Polara is a game that transfixes you with its sheer visual beauty, a dimly lit and foreboding sci-fi runner that brings to mind the best of Tron: Legacy. You play Lara, a tough minded agent who, in the year 2140, is working for the Bertram Defense Institute. Entrusted with testing a bio-defense suit that is able to override a defense grid which keeps civilians at bay, Lara joins a rebel organization after discovering her father may have died under suspicious circumstances. With the suit in tow, Lara embarks on a dangerous quest for the truth.
Excelling in Polara requires spot-on coordination and timing. The suit can change to blue or red, and depending which obstacle is before you, switching to the appropriate color while jumping, sliding, or simply avoiding your enemy is a must. Although it’s a runner which increases in difficulty with each level, the frustration level should be at a minimum, since you can die an endless amount of times without restarting the level. Although you are given the option of replaying your completed level to obtain new objectives, moving forward just gets you closer to the gorgeously rendered cut scenes. A little eye candy after all that running and jumping is pretty much chicken soup for the soul.

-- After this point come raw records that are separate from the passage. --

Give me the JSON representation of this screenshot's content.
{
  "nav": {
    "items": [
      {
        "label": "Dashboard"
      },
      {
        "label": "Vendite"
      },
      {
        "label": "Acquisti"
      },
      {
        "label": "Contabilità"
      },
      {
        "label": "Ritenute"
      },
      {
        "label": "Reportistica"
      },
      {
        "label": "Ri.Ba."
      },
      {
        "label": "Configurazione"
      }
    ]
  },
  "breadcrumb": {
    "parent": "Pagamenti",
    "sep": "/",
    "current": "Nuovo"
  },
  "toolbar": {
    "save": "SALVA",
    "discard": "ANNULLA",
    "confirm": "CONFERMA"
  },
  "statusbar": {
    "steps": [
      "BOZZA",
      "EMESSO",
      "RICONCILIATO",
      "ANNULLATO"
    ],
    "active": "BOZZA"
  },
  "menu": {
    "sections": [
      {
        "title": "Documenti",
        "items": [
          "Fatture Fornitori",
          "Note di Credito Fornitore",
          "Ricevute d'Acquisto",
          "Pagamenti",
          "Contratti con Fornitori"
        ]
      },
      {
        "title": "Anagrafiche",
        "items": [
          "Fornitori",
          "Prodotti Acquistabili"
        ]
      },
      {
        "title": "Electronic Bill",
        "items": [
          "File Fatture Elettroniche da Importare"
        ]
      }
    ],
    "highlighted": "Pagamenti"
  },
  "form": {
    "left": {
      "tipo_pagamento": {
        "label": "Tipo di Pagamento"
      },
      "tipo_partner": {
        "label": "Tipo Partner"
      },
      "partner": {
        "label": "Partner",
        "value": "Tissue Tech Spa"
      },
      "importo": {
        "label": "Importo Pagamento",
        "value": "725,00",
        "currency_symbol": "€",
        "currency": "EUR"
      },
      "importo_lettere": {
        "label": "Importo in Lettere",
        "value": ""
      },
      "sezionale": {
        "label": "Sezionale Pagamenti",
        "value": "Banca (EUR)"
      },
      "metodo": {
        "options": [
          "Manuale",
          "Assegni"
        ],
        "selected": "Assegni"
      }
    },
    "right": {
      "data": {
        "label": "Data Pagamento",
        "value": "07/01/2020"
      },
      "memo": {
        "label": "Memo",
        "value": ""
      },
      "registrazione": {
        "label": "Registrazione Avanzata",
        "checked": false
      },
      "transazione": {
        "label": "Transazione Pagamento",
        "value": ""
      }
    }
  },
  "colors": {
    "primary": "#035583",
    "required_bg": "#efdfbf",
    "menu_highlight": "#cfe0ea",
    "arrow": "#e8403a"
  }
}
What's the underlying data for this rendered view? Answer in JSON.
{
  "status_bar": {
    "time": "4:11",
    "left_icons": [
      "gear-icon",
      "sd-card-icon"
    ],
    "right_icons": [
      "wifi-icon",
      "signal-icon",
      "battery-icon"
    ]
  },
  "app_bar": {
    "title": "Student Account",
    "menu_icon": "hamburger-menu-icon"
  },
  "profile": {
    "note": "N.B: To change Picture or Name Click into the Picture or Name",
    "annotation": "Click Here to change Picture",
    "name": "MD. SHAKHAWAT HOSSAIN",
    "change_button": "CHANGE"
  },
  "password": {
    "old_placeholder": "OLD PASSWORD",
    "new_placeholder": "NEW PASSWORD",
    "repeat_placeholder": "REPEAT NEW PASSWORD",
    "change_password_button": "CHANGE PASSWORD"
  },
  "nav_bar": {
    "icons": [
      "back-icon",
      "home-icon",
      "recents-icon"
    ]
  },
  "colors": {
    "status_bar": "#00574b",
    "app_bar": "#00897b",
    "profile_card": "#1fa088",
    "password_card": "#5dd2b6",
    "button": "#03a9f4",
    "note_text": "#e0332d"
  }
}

Controlling the game is a piece of cake, as you tap on the left side of the screen to switch colors, with the right side used for jumping. The frustrating aspect of Polara lies unfortunately in the gameplay. While the color switching dynamic in a runner is an intriguing concept that’s supported with beautiful visuals, the actual playing can get monotonous. Timing your blue and red color scheme to pass through lasers is fun the first few levels, but when it’s the almost the same enchilada for the next several levels, you may be just playing to get to the next cut scene. But just when I was ready to give up and move on to another game, I was able to run and jump upside down which, after all the previous frustration, was a much needed change of pace.
Although I dig the dark, urban, cityscape feel to the story, other gamers may feel the levels are a bit too dark for their eyes, and it’s easy to mistime a jump when the structures seem to fade into the nearly pitch black background. What began as beautiful blue and red neon could end up becoming weary for players who need just a bit more light and color to their experience. Fans of The Dark Knight or Blade Runner should be fine with Polara’s lack of sunshine, and it’s the game’s gritty and film noirish feel that keeps me interested.
With fifty levels of story mode, I don’t mind dying countless times just to get to the next level. It’s one of the few titles in which the cut scenes and the overall storyline are the main attraction, and if it means switching my suit colors a million times to unlock every sequence of the narrative, then so be it. Visuals really shouldn’t be the entire story, but Polara is just too seductive to put down. Who knew runners could be so sexy?